This might sound redundant, but with everything going on in our world and personal lives, it is worth repeating. The first morning I walked into the backyard, I was overwhelmed. There was just too much to pull. I couldn’t even begin to think about the other parts of the yard – the bushes that needed pruning and the front bed that needed re-mulching. I was reminded of the saying, ‘How do you eat an elephant?’ … ‘Just one bite at a time.’ So, that became my mantra, just one weed at a time. For the past few months, everything seems overwhelming. Is it just my household, or has the amount of dirty laundry and dishes tripled? The children seem to be louder and less regulated, and the sibling rivalry worse. It’s all just too much. I have learned that if I can just tackle the first thing, the first bite, I can keep going. House looks like a tornado hit it? Just start that one load of laundry. You got it, mama!
Sometimes it’s necessary to get your hands dirty.
When I first started tackling the weeds, I wore my cute little gardening gloves that I bought a year ago and haven’t touched. I thought they would help keep my self-manicured nails halfway decent. Well, it turns out they were worthless. I could never really grab hold of the root; therefore, I was just making more work for myself by ripping the top of the weed off and still having to grab the rest out. I finally took the gloves off and could really go to work.
I came inside each morning, having to scrape the dirt out of my nails. I’ve realized that I tend to want to approach life the same way. I don’t like confrontation, uncomfortable situations make me cringe, and often I just want things to stay wrapped up in their little boxes with a bow. With the social unrest taking place across the country, I finally acknowledged that I needed to get my hands dirty and have some tough conversations with my boys.
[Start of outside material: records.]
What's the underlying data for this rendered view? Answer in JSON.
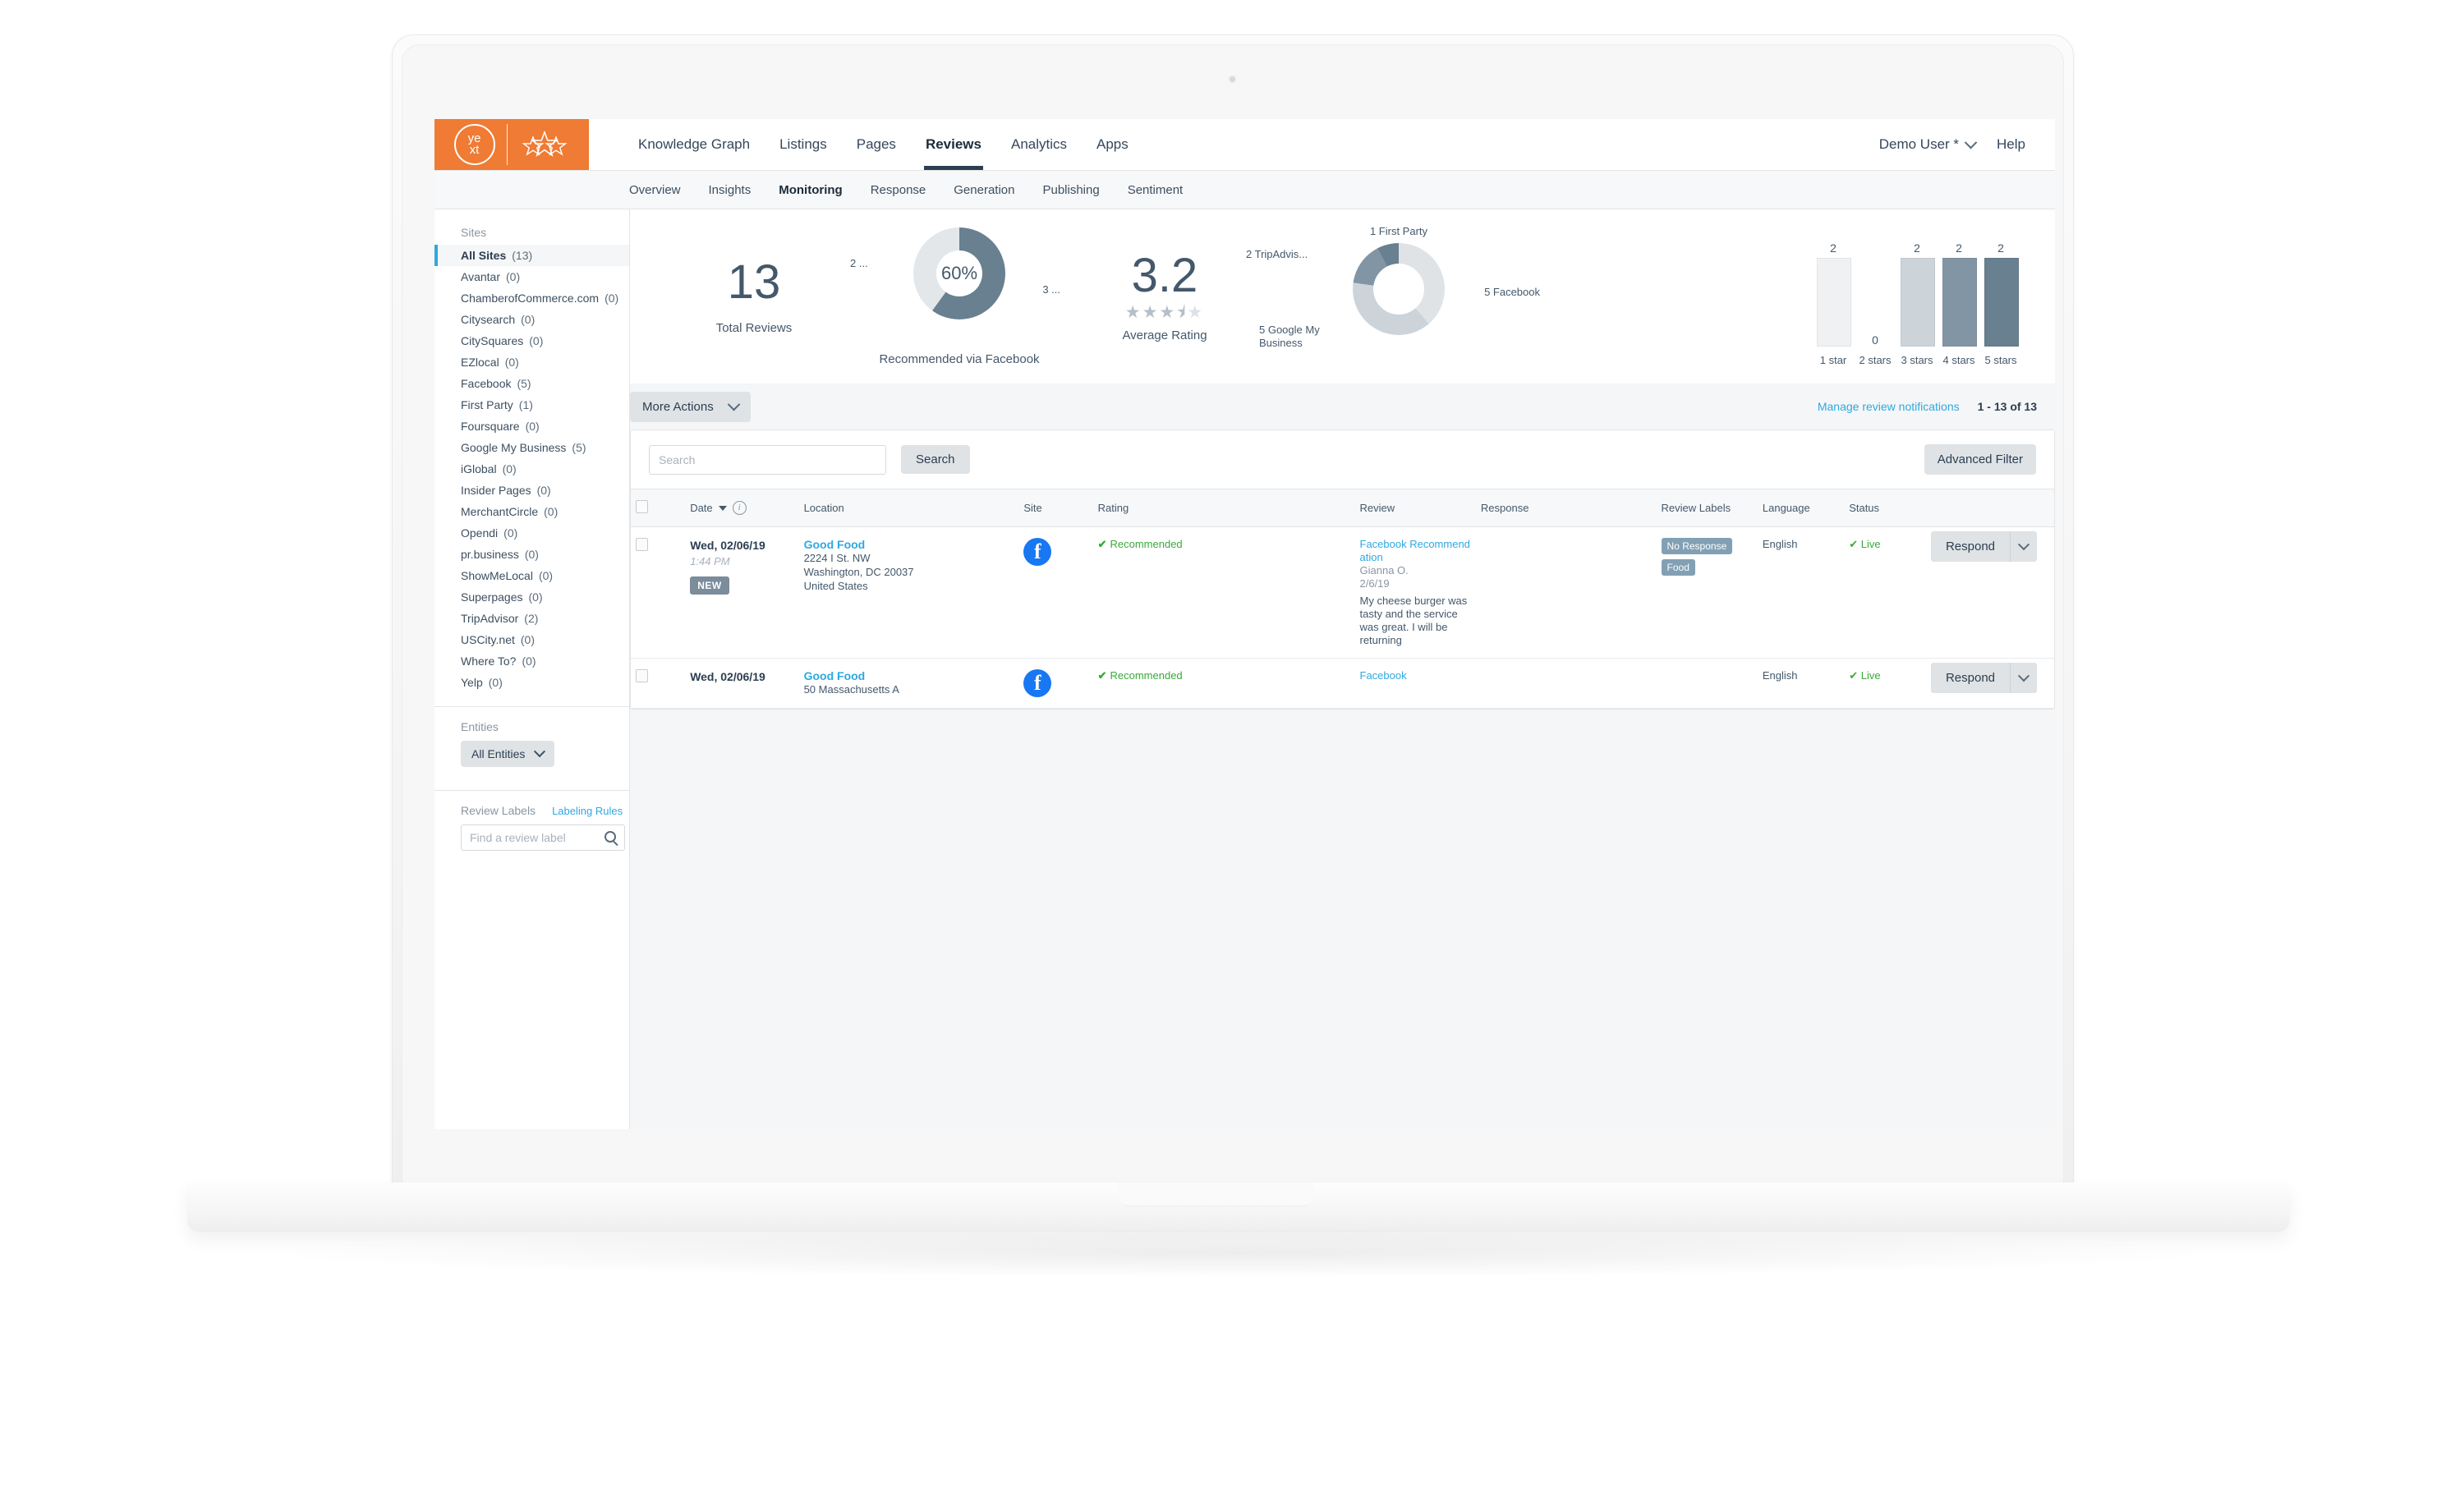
{
  "brand": {
    "logo_top": "ye",
    "logo_bottom": "xt",
    "accent_orange": "#ef7b34",
    "accent_blue": "#2fa8e1",
    "green": "#3aa93a"
  },
  "topnav": {
    "items": [
      {
        "label": "Knowledge Graph",
        "active": false
      },
      {
        "label": "Listings",
        "active": false
      },
      {
        "label": "Pages",
        "active": false
      },
      {
        "label": "Reviews",
        "active": true
      },
      {
        "label": "Analytics",
        "active": false
      },
      {
        "label": "Apps",
        "active": false
      }
    ],
    "user": "Demo User *",
    "help": "Help"
  },
  "subnav": {
    "items": [
      {
        "label": "Overview",
        "active": false
      },
      {
        "label": "Insights",
        "active": false
      },
      {
        "label": "Monitoring",
        "active": true
      },
      {
        "label": "Response",
        "active": false
      },
      {
        "label": "Generation",
        "active": false
      },
      {
        "label": "Publishing",
        "active": false
      },
      {
        "label": "Sentiment",
        "active": false
      }
    ]
  },
  "sidebar": {
    "sites_title": "Sites",
    "sites": [
      {
        "label": "All Sites",
        "count": "(13)",
        "active": true
      },
      {
        "label": "Avantar",
        "count": "(0)",
        "active": false
      },
      {
        "label": "ChamberofCommerce.com",
        "count": "(0)",
        "active": false
      },
      {
        "label": "Citysearch",
        "count": "(0)",
        "active": false
      },
      {
        "label": "CitySquares",
        "count": "(0)",
        "active": false
      },
      {
        "label": "EZlocal",
        "count": "(0)",
        "active": false
      },
      {
        "label": "Facebook",
        "count": "(5)",
        "active": false
      },
      {
        "label": "First Party",
        "count": "(1)",
        "active": false
      },
      {
        "label": "Foursquare",
        "count": "(0)",
        "active": false
      },
      {
        "label": "Google My Business",
        "count": "(5)",
        "active": false
      },
      {
        "label": "iGlobal",
        "count": "(0)",
        "active": false
      },
      {
        "label": "Insider Pages",
        "count": "(0)",
        "active": false
      },
      {
        "label": "MerchantCircle",
        "count": "(0)",
        "active": false
      },
      {
        "label": "Opendi",
        "count": "(0)",
        "active": false
      },
      {
        "label": "pr.business",
        "count": "(0)",
        "active": false
      },
      {
        "label": "ShowMeLocal",
        "count": "(0)",
        "active": false
      },
      {
        "label": "Superpages",
        "count": "(0)",
        "active": false
      },
      {
        "label": "TripAdvisor",
        "count": "(2)",
        "active": false
      },
      {
        "label": "USCity.net",
        "count": "(0)",
        "active": false
      },
      {
        "label": "Where To?",
        "count": "(0)",
        "active": false
      },
      {
        "label": "Yelp",
        "count": "(0)",
        "active": false
      }
    ],
    "entities_title": "Entities",
    "entities_value": "All Entities",
    "review_labels_title": "Review Labels",
    "labeling_rules": "Labeling Rules",
    "label_search_placeholder": "Find a review label"
  },
  "stats": {
    "total_reviews_value": "13",
    "total_reviews_label": "Total Reviews",
    "recommended_percent": "60%",
    "recommended_label": "Recommended via Facebook",
    "recommended_left_label": "2 ...",
    "recommended_right_label": "3 ...",
    "average_rating_value": "3.2",
    "average_rating_label": "Average Rating",
    "average_rating_stars": 3.5,
    "sites_donut": {
      "top_label": "1 First Party",
      "left_label": "2 TripAdvis...",
      "bottom_label": "5 Google My Business",
      "right_label": "5 Facebook"
    }
  },
  "chart_data": [
    {
      "type": "bar",
      "title": "Review count by star rating",
      "categories": [
        "1 star",
        "2 stars",
        "3 stars",
        "4 stars",
        "5 stars"
      ],
      "values": [
        2,
        0,
        2,
        2,
        2
      ],
      "colors": [
        "#eff1f2",
        "#eff1f2",
        "#ccd4da",
        "#8295a4",
        "#68808f"
      ],
      "xlabel": "",
      "ylabel": "",
      "ylim": [
        0,
        2.4
      ],
      "grid": false,
      "legend": "none",
      "data_labels": [
        "2",
        "0",
        "2",
        "2",
        "2"
      ]
    },
    {
      "type": "pie",
      "title": "Recommended via Facebook",
      "center_label": "60%",
      "labels": [
        "3 ...",
        "2 ..."
      ],
      "values": [
        3,
        2
      ],
      "colors": [
        "#68808f",
        "#e3e7ea"
      ]
    },
    {
      "type": "pie",
      "title": "Reviews by site",
      "labels": [
        "5 Facebook",
        "5 Google My Business",
        "2 TripAdvis...",
        "1 First Party"
      ],
      "values": [
        5,
        5,
        2,
        1
      ],
      "colors": [
        "#dfe3e6",
        "#ccd4da",
        "#8295a4",
        "#68808f"
      ]
    }
  ],
  "toolbar": {
    "more_actions": "More Actions",
    "manage_notifications": "Manage review notifications",
    "pagination": "1 - 13 of 13"
  },
  "table_controls": {
    "search_placeholder": "Search",
    "search_button": "Search",
    "advanced_filter": "Advanced Filter"
  },
  "table": {
    "headers": {
      "date": "Date",
      "location": "Location",
      "site": "Site",
      "rating": "Rating",
      "review": "Review",
      "response": "Response",
      "review_labels": "Review Labels",
      "language": "Language",
      "status": "Status"
    },
    "rows": [
      {
        "date_main": "Wed, 02/06/19",
        "date_time": "1:44 PM",
        "badge": "NEW",
        "location_name": "Good Food",
        "location_street": "2224 I St. NW",
        "location_city": "Washington, DC 20037",
        "location_country": "United States",
        "site_icon": "facebook-icon",
        "rating": "Recommended",
        "review_title": "Facebook Recommendation",
        "review_author": "Gianna O.",
        "review_date": "2/6/19",
        "review_body": "My cheese burger was tasty and the service was great. I will be returning",
        "labels": [
          "No Response",
          "Food"
        ],
        "language": "English",
        "status": "Live",
        "respond_label": "Respond"
      },
      {
        "date_main": "Wed, 02/06/19",
        "date_time": "",
        "badge": "",
        "location_name": "Good Food",
        "location_street": "50 Massachusetts A",
        "location_city": "",
        "location_country": "",
        "site_icon": "facebook-icon",
        "rating": "Recommended",
        "review_title": "Facebook",
        "review_author": "",
        "review_date": "",
        "review_body": "",
        "labels": [],
        "language": "English",
        "status": "Live",
        "respond_label": "Respond"
      }
    ]
  }
}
These were (and will continue to be) not easy, but they are necessary. What weeds are you just ripping at from the top and not getting to the root of? I promise you can get through it, even if you need to get the dirt out from your nails later.
The grass can be green on both sides of the fence.
My neighbor, Ray, who pointed out my growing jungle is an elderly man who lives with his wife, and they have an impeccable yard. He is constantly out there, mowing and pruning at different shrubs and garden areas. We got lucky as they have always been extremely kind and generous neighbors. The mornings I spent bent over and crouched down pulling weeds, I had a new appreciation for connection and community. Ray would come outside each morning with his cup of coffee, stand at the fence, and chat with me.
As we continue to be in this odd limbo as a country with some families still self-quarantining and others venturing out, there is this pull to be making the best/’right’ decision for our families. I have felt a creeping sense of comparison in trying to navigate life and kids during this pandemic. Ray reminded me each morning to get back to the basics. We are all simply doing the best we can, and it might look different for all of us. While Ray’s yard will probably continue to look like it belongs in Home & Garden and realistically mine will continue to be a bit more junglesque, we can still connect and be a support to one another.